(PROBLEM): Each line of the data below that includes the string "icon" must be copied.

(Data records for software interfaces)
+--

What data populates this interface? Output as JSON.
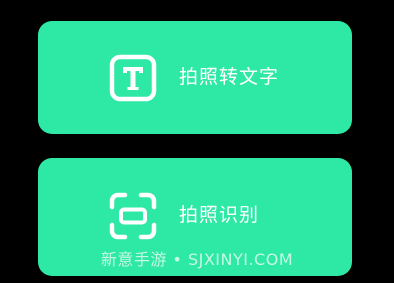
{
  "colors": {
    "background": "#000000",
    "card": "#2ee8a6",
    "foreground": "#ffffff"
  },
  "actions": [
    {
      "label": "拍照转文字",
      "icon": "text-recognition-icon"
    },
    {
      "label": "拍照识别",
      "icon": "scan-frame-icon"
    }
  ],
  "watermark": "新意手游 • SJXINYI.COM"
}
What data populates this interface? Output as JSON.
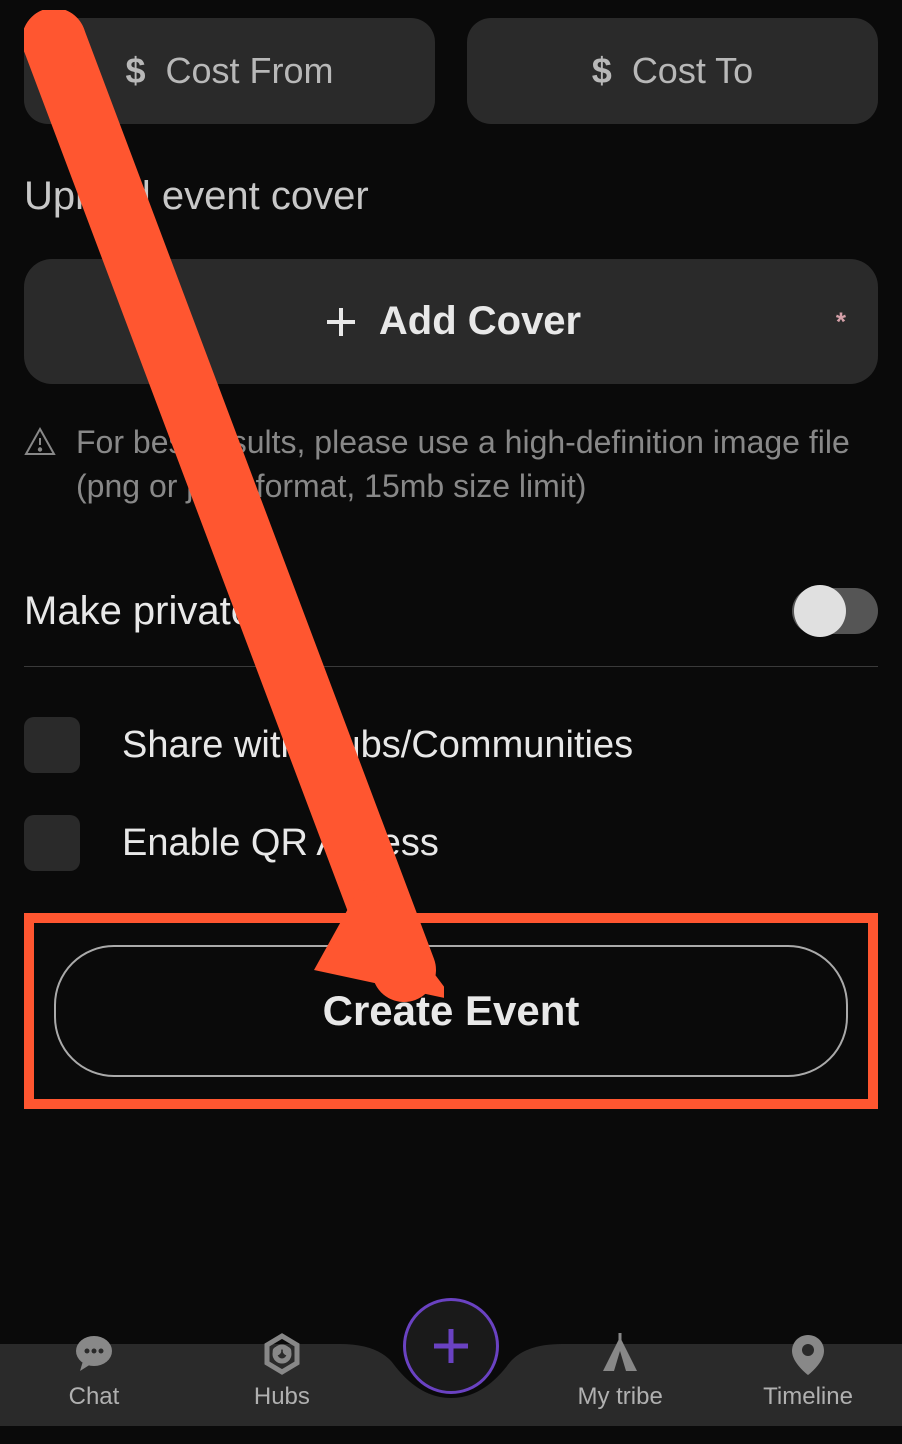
{
  "cost": {
    "from_prefix": "$",
    "from_placeholder": "Cost From",
    "to_prefix": "$",
    "to_placeholder": "Cost To"
  },
  "upload": {
    "section_title": "Upload event cover",
    "add_cover_label": "Add Cover",
    "required_mark": "*",
    "hint_text": "For best results, please use a high-definition image file (png or jpeg format, 15mb size limit)"
  },
  "private": {
    "label": "Make private",
    "enabled": false
  },
  "checkboxes": {
    "share_label": "Share with Hubs/Communities",
    "qr_label": "Enable QR Access"
  },
  "create_button": {
    "label": "Create Event"
  },
  "nav": {
    "chat": "Chat",
    "hubs": "Hubs",
    "mytribe": "My tribe",
    "timeline": "Timeline"
  },
  "annotation": {
    "highlight_color": "#ff5630"
  }
}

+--

(SOLUTION TO THE PROBLEM):
      "icon": "text-recognition-icon"
      "icon": "scan-frame-icon"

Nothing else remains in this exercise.